- Year 2019
- NSF Noyce Award # 1540794
- First Name Meena
- Last Name Balgopal
- Discipline Biology, Chemistry, Engineering, Geosciences, Math, Physics
Andrea Weinberg, Colorado State University, firstname.lastname@example.org; Laura Sample McMeeking, Colorado State University, email@example.com; Janice Nerger, Colorado State University, firstname.lastname@example.org; Tom Siller, Colorado State University, email@example.com
Andrea Weinberg, Arizona State University, firstname.lastname@example.org
Attendees will learn about the CSU Noyce mentoring program designed to support CSU Noyce Scholars to become teacher-leaders armed with the skills and supports to transform classrooms, schools, and communities.
We will describe the mentoring programs in terms of the theoretical frameworks and prior research upon which it is built, and will present some preliminary findings based on the data collected to date.
This poster will describe the development and initial implementation of an ongoing mentoring program designed for our Noyce Scholars. The Colorado State University Noyce mentoring program is grounded in research-based practices and processes for supporting early-career teachers. Three of the major strengths of our program are 1) strategically designed PD sessions, 2) a Cadre of Mentor Teachers, and 3) ongoing mentoring to provide a bridge between university training and early career teaching.
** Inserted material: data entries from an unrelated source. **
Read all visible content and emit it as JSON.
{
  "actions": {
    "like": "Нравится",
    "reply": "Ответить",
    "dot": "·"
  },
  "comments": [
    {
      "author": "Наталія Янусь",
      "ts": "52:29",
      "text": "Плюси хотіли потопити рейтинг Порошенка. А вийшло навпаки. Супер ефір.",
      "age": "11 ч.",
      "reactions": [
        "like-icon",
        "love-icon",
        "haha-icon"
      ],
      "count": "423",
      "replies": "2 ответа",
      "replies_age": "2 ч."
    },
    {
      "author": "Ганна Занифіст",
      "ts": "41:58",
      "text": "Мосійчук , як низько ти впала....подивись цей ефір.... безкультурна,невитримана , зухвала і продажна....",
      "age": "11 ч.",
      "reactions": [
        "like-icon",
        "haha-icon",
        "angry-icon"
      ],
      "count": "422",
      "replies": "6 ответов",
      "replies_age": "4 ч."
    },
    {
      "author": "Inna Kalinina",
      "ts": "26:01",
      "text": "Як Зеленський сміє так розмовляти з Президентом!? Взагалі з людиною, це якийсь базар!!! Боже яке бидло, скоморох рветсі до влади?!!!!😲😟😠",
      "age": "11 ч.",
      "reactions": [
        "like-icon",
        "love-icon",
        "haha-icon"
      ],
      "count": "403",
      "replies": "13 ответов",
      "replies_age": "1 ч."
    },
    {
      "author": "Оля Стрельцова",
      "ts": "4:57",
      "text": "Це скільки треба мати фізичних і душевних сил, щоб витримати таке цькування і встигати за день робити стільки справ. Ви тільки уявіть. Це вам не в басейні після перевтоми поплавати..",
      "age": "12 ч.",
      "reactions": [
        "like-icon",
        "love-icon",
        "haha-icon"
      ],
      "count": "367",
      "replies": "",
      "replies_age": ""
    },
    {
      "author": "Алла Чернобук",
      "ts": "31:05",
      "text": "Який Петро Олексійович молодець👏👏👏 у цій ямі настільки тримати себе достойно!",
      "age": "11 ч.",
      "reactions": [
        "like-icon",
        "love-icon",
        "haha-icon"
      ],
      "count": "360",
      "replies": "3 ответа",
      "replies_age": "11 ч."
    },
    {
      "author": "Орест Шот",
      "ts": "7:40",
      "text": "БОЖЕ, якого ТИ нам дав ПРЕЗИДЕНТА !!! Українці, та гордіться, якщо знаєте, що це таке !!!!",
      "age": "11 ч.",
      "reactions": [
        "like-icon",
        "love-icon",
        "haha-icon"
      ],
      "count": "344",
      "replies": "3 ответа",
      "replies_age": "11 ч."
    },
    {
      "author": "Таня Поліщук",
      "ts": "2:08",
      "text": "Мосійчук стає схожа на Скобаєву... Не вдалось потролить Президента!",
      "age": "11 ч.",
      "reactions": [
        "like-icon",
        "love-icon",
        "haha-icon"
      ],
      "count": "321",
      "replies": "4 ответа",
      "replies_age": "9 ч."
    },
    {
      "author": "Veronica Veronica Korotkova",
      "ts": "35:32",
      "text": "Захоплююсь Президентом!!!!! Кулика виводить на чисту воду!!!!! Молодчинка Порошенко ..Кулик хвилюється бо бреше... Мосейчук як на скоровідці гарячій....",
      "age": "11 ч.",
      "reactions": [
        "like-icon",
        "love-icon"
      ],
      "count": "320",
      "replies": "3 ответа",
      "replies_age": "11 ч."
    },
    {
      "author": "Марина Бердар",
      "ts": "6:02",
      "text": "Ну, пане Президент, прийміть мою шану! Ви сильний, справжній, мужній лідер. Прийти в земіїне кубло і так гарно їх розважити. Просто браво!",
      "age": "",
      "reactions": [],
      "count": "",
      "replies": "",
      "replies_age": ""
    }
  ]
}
We want CSU Noyce Scholars to become teacher-leaders equipped with the skills and supports to transform classrooms, schools, and communities. Our mentoring model provides ongoing support for Noyce Scholars during their teacher preparation program and after graduation to allow them to develop the knowledge, skills, and dispositions to provide educational opportunities for all students and to address structural inequalities they might encounter, as well as to feel grounded and empowered in their local communities to be effective change agents.
We will describe the structure and content of our mentoring program, and detail the intentional efforts made to align the various aspects of our CSU Noyce project. A noteworthy aspect of this project is leveraging the knowledge and expertise that includes educators, education researchers, disciplinary scientists, and our Noyce Scholars themselves. We will share preliminary findings based on evidence from our first year of the mentoring program in the form of a series of “noticings” and “wonderings” about the structure, process, and outcomes of this mentoring program